→ **Your instructions**:
Work out how many lines of the records contain "ylabel". Answer with the number and nothing else.
◆ ◆ ◆
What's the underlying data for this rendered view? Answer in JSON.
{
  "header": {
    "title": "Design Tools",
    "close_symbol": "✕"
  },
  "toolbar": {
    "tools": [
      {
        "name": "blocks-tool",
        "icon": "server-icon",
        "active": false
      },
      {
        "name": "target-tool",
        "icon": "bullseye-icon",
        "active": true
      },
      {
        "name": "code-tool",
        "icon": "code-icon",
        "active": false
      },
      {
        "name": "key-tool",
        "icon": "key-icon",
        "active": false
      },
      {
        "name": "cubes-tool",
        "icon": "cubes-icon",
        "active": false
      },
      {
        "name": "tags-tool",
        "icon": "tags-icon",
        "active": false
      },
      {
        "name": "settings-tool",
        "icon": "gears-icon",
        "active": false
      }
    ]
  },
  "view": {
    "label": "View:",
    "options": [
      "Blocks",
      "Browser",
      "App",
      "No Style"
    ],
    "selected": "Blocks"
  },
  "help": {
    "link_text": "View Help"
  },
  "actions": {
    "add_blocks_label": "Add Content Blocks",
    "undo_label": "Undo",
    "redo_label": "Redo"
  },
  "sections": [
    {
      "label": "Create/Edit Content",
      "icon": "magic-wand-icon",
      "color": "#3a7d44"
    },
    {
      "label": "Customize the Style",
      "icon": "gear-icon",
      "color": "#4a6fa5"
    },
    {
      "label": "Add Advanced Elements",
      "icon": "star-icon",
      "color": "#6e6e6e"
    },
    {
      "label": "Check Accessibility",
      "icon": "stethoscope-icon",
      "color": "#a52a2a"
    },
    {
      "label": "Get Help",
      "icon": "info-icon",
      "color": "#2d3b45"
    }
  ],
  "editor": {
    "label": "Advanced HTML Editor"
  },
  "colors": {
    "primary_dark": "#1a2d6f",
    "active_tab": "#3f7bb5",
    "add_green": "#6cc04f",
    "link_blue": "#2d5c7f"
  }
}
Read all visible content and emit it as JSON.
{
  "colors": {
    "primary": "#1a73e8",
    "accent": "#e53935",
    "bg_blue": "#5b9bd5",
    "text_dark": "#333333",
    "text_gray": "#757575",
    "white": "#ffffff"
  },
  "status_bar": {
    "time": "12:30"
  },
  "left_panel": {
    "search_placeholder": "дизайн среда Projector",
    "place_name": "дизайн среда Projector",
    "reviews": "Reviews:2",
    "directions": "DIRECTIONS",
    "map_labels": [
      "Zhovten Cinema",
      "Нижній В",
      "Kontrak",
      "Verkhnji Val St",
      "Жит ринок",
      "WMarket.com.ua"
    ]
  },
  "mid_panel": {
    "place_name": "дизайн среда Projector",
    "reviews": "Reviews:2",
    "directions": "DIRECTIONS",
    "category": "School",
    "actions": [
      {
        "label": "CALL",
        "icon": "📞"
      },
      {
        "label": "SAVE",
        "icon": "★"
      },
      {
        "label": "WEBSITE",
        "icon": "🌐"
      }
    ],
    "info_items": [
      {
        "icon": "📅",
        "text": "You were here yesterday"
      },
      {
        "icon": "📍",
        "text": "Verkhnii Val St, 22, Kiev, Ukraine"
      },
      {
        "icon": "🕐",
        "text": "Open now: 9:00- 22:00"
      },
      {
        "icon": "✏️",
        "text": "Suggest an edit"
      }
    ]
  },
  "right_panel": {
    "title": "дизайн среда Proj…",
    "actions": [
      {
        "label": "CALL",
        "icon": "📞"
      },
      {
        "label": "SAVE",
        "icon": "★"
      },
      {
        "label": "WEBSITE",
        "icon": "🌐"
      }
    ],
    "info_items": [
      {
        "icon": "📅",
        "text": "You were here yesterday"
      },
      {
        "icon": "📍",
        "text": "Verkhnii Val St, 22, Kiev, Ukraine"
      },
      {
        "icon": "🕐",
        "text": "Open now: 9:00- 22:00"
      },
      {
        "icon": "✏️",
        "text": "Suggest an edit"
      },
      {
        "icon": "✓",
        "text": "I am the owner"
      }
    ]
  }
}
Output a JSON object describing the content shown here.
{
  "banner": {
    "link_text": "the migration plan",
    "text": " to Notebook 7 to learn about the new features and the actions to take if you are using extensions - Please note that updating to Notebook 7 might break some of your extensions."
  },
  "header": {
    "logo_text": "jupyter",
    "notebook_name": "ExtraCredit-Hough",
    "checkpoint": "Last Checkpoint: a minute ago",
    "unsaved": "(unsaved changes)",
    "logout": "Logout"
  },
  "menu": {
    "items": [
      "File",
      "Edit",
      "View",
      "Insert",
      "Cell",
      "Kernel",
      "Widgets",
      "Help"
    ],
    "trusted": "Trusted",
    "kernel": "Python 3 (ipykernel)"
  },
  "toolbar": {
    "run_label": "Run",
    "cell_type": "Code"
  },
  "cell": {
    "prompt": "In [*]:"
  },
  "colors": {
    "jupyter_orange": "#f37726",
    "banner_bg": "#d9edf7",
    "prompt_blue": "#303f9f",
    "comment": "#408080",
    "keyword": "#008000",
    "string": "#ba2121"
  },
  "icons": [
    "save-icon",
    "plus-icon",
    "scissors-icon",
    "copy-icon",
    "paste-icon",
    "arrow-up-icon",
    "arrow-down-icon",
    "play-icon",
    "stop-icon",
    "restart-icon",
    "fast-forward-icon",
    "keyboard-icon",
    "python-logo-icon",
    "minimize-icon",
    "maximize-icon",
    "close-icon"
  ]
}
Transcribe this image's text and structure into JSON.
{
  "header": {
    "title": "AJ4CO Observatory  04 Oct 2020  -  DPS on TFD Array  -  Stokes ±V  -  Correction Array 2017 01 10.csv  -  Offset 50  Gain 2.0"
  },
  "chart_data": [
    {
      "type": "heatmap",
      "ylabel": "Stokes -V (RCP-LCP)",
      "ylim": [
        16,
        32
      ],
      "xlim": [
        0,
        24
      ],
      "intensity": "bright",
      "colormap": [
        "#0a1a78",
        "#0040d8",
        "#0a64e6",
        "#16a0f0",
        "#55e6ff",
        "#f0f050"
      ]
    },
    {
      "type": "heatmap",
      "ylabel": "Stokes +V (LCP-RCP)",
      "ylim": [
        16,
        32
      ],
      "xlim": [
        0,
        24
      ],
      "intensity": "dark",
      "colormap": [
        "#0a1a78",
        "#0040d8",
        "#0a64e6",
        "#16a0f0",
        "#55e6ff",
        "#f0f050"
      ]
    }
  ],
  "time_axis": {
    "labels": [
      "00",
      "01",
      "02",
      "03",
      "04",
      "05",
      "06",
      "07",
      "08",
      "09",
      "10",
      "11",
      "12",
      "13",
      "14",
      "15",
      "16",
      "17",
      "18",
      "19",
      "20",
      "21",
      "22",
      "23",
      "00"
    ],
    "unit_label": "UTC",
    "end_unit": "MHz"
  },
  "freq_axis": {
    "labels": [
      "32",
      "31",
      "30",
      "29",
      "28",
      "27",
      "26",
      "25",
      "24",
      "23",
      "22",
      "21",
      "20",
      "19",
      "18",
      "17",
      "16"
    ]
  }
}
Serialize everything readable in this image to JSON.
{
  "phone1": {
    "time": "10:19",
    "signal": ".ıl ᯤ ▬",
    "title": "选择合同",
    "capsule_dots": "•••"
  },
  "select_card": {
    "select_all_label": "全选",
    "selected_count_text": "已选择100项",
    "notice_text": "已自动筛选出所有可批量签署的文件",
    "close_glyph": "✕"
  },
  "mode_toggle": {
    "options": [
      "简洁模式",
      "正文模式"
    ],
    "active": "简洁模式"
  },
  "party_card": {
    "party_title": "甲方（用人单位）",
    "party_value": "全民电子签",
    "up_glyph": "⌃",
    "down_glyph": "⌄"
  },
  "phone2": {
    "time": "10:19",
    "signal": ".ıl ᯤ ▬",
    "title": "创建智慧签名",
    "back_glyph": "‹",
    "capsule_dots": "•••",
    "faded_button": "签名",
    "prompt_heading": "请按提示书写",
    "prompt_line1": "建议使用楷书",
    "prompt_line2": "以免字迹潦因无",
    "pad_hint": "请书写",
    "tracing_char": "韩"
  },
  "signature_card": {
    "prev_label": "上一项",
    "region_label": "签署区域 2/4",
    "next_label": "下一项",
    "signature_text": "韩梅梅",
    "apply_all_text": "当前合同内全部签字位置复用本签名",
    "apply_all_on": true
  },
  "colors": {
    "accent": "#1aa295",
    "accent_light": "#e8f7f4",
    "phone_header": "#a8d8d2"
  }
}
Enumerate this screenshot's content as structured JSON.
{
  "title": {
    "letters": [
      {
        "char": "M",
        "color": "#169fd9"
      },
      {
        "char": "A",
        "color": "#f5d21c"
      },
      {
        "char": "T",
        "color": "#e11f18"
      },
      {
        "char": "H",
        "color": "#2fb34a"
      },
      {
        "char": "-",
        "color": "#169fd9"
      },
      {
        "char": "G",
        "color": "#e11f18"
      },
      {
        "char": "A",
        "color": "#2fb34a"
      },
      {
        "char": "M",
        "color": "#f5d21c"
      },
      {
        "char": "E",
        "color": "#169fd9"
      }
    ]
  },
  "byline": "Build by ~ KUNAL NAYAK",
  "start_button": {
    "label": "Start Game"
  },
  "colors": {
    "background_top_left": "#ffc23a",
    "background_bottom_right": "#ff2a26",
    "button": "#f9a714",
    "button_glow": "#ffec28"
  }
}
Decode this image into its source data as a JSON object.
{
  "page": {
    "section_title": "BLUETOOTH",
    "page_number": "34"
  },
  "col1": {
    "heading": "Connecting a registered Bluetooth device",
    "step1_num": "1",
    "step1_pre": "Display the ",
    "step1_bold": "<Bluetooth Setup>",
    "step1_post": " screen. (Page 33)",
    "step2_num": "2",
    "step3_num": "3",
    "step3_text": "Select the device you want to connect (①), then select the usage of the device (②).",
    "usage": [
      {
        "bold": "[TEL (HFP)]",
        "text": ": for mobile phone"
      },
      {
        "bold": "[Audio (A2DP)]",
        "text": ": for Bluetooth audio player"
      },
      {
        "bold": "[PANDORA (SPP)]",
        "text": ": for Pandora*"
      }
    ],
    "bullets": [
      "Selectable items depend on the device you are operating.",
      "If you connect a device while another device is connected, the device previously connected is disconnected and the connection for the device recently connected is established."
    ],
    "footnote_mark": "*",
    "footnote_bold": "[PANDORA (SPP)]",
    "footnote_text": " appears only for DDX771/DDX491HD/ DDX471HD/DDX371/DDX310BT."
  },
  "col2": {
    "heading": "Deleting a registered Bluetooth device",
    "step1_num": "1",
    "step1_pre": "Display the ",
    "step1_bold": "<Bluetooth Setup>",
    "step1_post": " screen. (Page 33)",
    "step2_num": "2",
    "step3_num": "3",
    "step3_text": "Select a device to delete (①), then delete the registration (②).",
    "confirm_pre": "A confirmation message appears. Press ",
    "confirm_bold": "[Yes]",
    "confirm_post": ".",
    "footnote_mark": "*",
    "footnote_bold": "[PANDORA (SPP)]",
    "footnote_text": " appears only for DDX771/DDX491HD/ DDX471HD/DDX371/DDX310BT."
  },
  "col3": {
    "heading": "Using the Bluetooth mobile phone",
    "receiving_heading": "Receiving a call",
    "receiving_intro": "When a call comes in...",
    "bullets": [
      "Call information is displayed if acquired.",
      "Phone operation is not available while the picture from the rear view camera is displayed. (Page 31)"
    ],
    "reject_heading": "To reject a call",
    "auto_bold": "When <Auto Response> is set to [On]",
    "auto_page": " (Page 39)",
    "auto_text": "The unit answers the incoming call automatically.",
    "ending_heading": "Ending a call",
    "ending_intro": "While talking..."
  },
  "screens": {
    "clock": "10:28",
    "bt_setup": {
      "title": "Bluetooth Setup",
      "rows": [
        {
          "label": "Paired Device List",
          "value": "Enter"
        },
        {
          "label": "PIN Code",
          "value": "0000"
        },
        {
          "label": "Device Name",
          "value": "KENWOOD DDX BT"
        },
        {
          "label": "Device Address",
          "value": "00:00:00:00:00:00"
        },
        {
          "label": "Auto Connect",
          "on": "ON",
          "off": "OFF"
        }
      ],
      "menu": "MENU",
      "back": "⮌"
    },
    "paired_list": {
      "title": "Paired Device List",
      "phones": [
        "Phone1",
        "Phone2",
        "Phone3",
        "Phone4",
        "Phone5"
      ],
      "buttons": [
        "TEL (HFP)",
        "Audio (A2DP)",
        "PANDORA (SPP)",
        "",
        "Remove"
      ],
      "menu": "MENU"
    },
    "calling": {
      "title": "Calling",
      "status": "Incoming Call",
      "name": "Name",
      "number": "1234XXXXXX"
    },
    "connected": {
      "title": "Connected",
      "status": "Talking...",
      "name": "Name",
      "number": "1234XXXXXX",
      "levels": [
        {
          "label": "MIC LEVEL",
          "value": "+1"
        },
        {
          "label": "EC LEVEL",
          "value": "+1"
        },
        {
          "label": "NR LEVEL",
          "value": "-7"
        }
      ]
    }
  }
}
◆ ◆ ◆
→ **Completed exercise**:
2